The task:
Each entry is to be restated word for word, with nothing omitted.

(Extracted records)
=== Begin Enclosure ===

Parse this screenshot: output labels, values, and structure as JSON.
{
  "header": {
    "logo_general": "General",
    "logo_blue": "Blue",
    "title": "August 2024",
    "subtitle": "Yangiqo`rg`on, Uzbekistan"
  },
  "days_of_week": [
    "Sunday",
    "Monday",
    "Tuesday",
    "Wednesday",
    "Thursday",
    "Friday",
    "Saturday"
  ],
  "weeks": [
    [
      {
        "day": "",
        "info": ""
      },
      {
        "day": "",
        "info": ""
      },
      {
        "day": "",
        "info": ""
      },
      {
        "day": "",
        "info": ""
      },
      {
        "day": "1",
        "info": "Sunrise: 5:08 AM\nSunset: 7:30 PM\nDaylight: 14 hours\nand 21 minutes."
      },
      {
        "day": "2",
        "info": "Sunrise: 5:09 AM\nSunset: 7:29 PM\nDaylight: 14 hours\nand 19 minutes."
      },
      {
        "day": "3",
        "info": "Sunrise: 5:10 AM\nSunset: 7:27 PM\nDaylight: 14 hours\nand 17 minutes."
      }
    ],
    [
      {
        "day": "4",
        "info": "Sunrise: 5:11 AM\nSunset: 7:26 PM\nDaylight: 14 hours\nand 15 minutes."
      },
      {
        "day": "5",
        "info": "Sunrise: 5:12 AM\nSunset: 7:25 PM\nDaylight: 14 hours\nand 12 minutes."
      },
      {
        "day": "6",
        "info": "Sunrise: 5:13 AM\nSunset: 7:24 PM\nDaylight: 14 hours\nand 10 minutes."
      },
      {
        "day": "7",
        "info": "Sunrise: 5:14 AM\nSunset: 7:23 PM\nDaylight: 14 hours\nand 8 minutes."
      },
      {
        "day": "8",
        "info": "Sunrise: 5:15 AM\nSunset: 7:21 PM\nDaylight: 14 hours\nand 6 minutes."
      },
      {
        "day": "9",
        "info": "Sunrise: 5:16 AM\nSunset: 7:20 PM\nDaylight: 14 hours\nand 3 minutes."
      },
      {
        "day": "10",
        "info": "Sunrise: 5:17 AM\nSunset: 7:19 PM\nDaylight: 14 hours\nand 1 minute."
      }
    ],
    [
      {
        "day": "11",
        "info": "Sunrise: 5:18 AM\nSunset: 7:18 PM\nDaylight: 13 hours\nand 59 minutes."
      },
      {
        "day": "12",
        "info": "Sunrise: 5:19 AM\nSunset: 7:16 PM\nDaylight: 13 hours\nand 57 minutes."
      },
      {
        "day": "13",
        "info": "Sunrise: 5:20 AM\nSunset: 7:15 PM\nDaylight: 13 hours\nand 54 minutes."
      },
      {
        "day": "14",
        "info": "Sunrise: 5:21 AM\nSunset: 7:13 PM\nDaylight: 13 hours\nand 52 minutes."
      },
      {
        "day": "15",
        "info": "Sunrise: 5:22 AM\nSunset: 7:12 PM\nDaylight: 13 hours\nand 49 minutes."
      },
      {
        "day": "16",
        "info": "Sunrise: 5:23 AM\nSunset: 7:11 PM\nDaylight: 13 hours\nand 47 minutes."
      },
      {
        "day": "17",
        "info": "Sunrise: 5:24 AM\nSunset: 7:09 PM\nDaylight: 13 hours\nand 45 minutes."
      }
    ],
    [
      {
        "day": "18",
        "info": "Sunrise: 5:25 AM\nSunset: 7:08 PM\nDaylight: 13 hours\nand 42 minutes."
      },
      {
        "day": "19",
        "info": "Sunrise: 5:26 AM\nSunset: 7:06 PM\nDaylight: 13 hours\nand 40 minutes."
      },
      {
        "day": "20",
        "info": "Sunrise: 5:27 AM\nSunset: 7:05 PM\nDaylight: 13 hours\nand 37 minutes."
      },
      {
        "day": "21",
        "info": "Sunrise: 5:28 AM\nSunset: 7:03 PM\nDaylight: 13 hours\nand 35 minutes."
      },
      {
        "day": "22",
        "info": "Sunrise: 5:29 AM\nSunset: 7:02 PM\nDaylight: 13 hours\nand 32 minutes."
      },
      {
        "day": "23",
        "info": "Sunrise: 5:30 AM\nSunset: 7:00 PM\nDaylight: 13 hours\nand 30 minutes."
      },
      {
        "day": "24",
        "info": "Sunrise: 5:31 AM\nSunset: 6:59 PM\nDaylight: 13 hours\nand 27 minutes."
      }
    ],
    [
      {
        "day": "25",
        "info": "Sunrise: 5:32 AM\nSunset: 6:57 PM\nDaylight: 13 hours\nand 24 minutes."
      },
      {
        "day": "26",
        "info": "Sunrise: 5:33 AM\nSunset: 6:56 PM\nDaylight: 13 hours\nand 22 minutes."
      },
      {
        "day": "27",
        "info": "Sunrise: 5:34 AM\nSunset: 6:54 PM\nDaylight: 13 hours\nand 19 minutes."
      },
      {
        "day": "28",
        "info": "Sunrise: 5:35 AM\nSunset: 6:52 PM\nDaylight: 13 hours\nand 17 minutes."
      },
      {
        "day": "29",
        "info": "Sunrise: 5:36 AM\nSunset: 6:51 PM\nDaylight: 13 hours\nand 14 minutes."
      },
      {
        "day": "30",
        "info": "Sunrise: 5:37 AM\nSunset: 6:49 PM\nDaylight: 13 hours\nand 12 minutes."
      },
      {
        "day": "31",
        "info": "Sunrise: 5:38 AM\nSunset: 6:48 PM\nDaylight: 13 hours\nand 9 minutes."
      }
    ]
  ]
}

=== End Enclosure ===

Exercise response:
Parse this screenshot: output labels, values, and structure as JSON.
{
  "header": {
    "logo_general": "General",
    "logo_blue": "Blue",
    "title": "August 2024",
    "subtitle": "Yangiqo`rg`on, Uzbekistan"
  },
  "days_of_week": [
    "Sunday",
    "Monday",
    "Tuesday",
    "Wednesday",
    "Thursday",
    "Friday",
    "Saturday"
  ],
  "weeks": [
    [
      {
        "day": "",
        "info": ""
      },
      {
        "day": "",
        "info": ""
      },
      {
        "day": "",
        "info": ""
      },
      {
        "day": "",
        "info": ""
      },
      {
        "day": "1",
        "info": "Sunrise: 5:08 AM\nSunset: 7:30 PM\nDaylight: 14 hours\nand 21 minutes."
      },
      {
        "day": "2",
        "info": "Sunrise: 5:09 AM\nSunset: 7:29 PM\nDaylight: 14 hours\nand 19 minutes."
      },
      {
        "day": "3",
        "info": "Sunrise: 5:10 AM\nSunset: 7:27 PM\nDaylight: 14 hours\nand 17 minutes."
      }
    ],
    [
      {
        "day": "4",
        "info": "Sunrise: 5:11 AM\nSunset: 7:26 PM\nDaylight: 14 hours\nand 15 minutes."
      },
      {
        "day": "5",
        "info": "Sunrise: 5:12 AM\nSunset: 7:25 PM\nDaylight: 14 hours\nand 12 minutes."
      },
      {
        "day": "6",
        "info": "Sunrise: 5:13 AM\nSunset: 7:24 PM\nDaylight: 14 hours\nand 10 minutes."
      },
      {
        "day": "7",
        "info": "Sunrise: 5:14 AM\nSunset: 7:23 PM\nDaylight: 14 hours\nand 8 minutes."
      },
      {
        "day": "8",
        "info": "Sunrise: 5:15 AM\nSunset: 7:21 PM\nDaylight: 14 hours\nand 6 minutes."
      },
      {
        "day": "9",
        "info": "Sunrise: 5:16 AM\nSunset: 7:20 PM\nDaylight: 14 hours\nand 3 minutes."
      },
      {
        "day": "10",
        "info": "Sunrise: 5:17 AM\nSunset: 7:19 PM\nDaylight: 14 hours\nand 1 minute."
      }
    ],
    [
      {
        "day": "11",
        "info": "Sunrise: 5:18 AM\nSunset: 7:18 PM\nDaylight: 13 hours\nand 59 minutes."
      },
      {
        "day": "12",
        "info": "Sunrise: 5:19 AM\nSunset: 7:16 PM\nDaylight: 13 hours\nand 57 minutes."
      },
      {
        "day": "13",
        "info": "Sunrise: 5:20 AM\nSunset: 7:15 PM\nDaylight: 13 hours\nand 54 minutes."
      },
      {
        "day": "14",
        "info": "Sunrise: 5:21 AM\nSunset: 7:13 PM\nDaylight: 13 hours\nand 52 minutes."
      },
      {
        "day": "15",
        "info": "Sunrise: 5:22 AM\nSunset: 7:12 PM\nDaylight: 13 hours\nand 49 minutes."
      },
      {
        "day": "16",
        "info": "Sunrise: 5:23 AM\nSunset: 7:11 PM\nDaylight: 13 hours\nand 47 minutes."
      },
      {
        "day": "17",
        "info": "Sunrise: 5:24 AM\nSunset: 7:09 PM\nDaylight: 13 hours\nand 45 minutes."
      }
    ],
    [
      {
        "day": "18",
        "info": "Sunrise: 5:25 AM\nSunset: 7:08 PM\nDaylight: 13 hours\nand 42 minutes."
      },
      {
        "day": "19",
        "info": "Sunrise: 5:26 AM\nSunset: 7:06 PM\nDaylight: 13 hours\nand 40 minutes."
      },
      {
        "day": "20",
        "info": "Sunrise: 5:27 AM\nSunset: 7:05 PM\nDaylight: 13 hours\nand 37 minutes."
      },
      {
        "day": "21",
        "info": "Sunrise: 5:28 AM\nSunset: 7:03 PM\nDaylight: 13 hours\nand 35 minutes."
      },
      {
        "day": "22",
        "info": "Sunrise: 5:29 AM\nSunset: 7:02 PM\nDaylight: 13 hours\nand 32 minutes."
      },
      {
        "day": "23",
        "info": "Sunrise: 5:30 AM\nSunset: 7:00 PM\nDaylight: 13 hours\nand 30 minutes."
      },
      {
        "day": "24",
        "info": "Sunrise: 5:31 AM\nSunset: 6:59 PM\nDaylight: 13 hours\nand 27 minutes."
      }
    ],
    [
      {
        "day": "25",
        "info": "Sunrise: 5:32 AM\nSunset: 6:57 PM\nDaylight: 13 hours\nand 24 minutes."
      },
      {
        "day": "26",
        "info": "Sunrise: 5:33 AM\nSunset: 6:56 PM\nDaylight: 13 hours\nand 22 minutes."
      },
      {
        "day": "27",
        "info": "Sunrise: 5:34 AM\nSunset: 6:54 PM\nDaylight: 13 hours\nand 19 minutes."
      },
      {
        "day": "28",
        "info": "Sunrise: 5:35 AM\nSunset: 6:52 PM\nDaylight: 13 hours\nand 17 minutes."
      },
      {
        "day": "29",
        "info": "Sunrise: 5:36 AM\nSunset: 6:51 PM\nDaylight: 13 hours\nand 14 minutes."
      },
      {
        "day": "30",
        "info": "Sunrise: 5:37 AM\nSunset: 6:49 PM\nDaylight: 13 hours\nand 12 minutes."
      },
      {
        "day": "31",
        "info": "Sunrise: 5:38 AM\nSunset: 6:48 PM\nDaylight: 13 hours\nand 9 minutes."
      }
    ]
  ]
}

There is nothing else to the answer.